Experiment with eating out : Restaurants are quite cheap and usually the food is fine. Indian food is very spicy and contains a lot of beans. In most of the bigger cities, there is a good variety of Western food available (at higher cost though). Hygiene is a very sensitive topic. Mostly the plates and cutlery are clean.It is only a myth that the food is not cooked in hygenic conditions. Today maximum Indian restaurants observe the hygiene standards laid down by the central board. Indian chefs work very hard to give you the right quality food. If your concern about hygiene is genuine we suggest you eat at a good restaurant and not at road side. Nobody can assure healthy food at road side whether in India or in New York.

Buy food in a market : Fruit and vegetables are widely available on markets. They usually weigh what you buy, so if they don't, insist on it, otherwise they will definitely overcharge you. There are good supermarkets as well, which sell imported products at the same prices as in your home country or slightly more expensive.

Power Backup : When living in India you will experience very irregular voltages and frequent power cuts. You need to buy voltage stabilizers for electronic appliances and UPS for your computer.

Adjust to the manners : In some parts of India snorting is ok, spitting is ok, shouting is ok. The manners of many Indians take time to get used to.

Most of the people you deal with in everyday life (vendors, waiters, cleaning people, cab drivers etc.) will not speak English, so learn your share of Hindi or whichever language/dialect is spoken where you live. Most important words: namaste = hello, seedha = straight (for the cab drivers, they do know left and right), ye bas = stop here, achhha = good, nahi = no, han or hanji = yes, nahi = no, nahi chahiye = no, I don't want and the numbers, so that you can negotiate for prices ; Kya hua= What happen? ; Seb = Apple.

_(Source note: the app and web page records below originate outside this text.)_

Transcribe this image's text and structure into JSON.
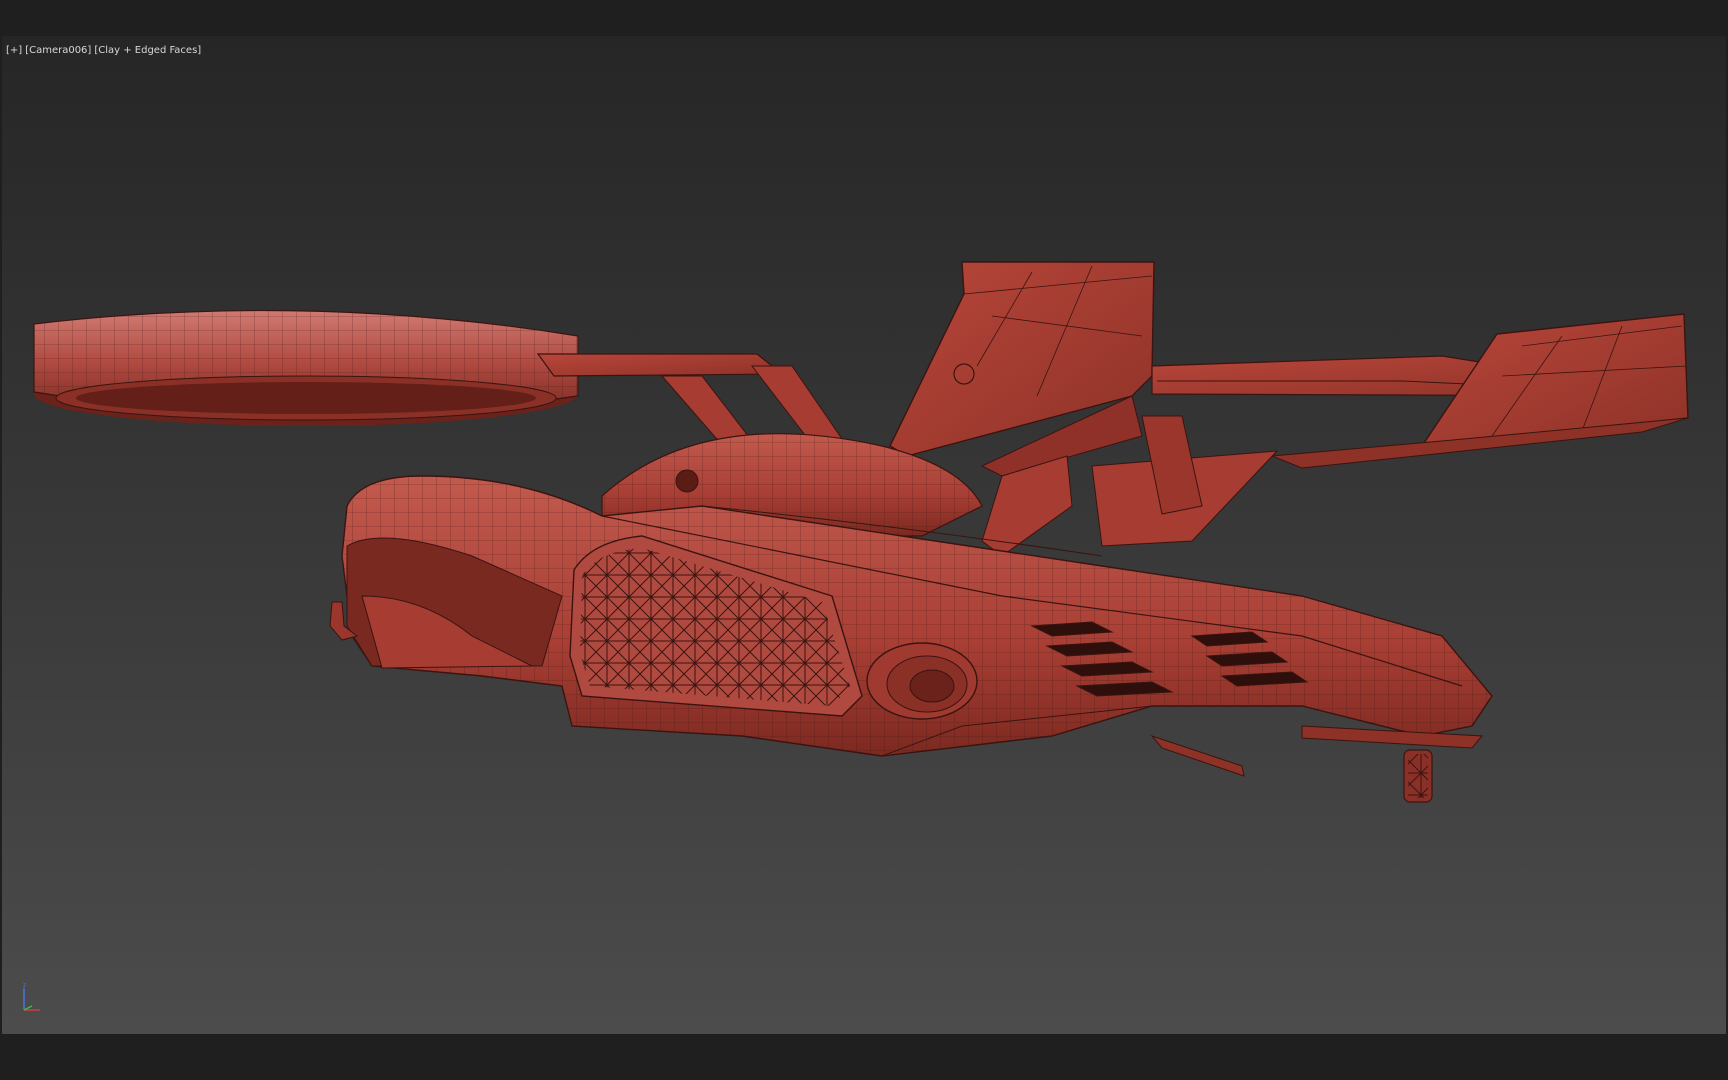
{
  "viewport": {
    "label_parts": [
      "[+]",
      "[Camera006]",
      "[Clay + Edged Faces]"
    ]
  },
  "gizmo": {
    "axis_z_label": "z",
    "colors": {
      "x": "#d04040",
      "y": "#40c040",
      "z": "#4a78e0"
    }
  },
  "model": {
    "name_icon": "flying-car-model",
    "clay_color": "#b8463a",
    "edge_color": "#3a1410"
  }
}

Dukaan= shop; Chai= Tea; Bhai= Brother; Kal= Tomorrow. Chutti= holiday;

You will be stared at! Find your own way to deal with it.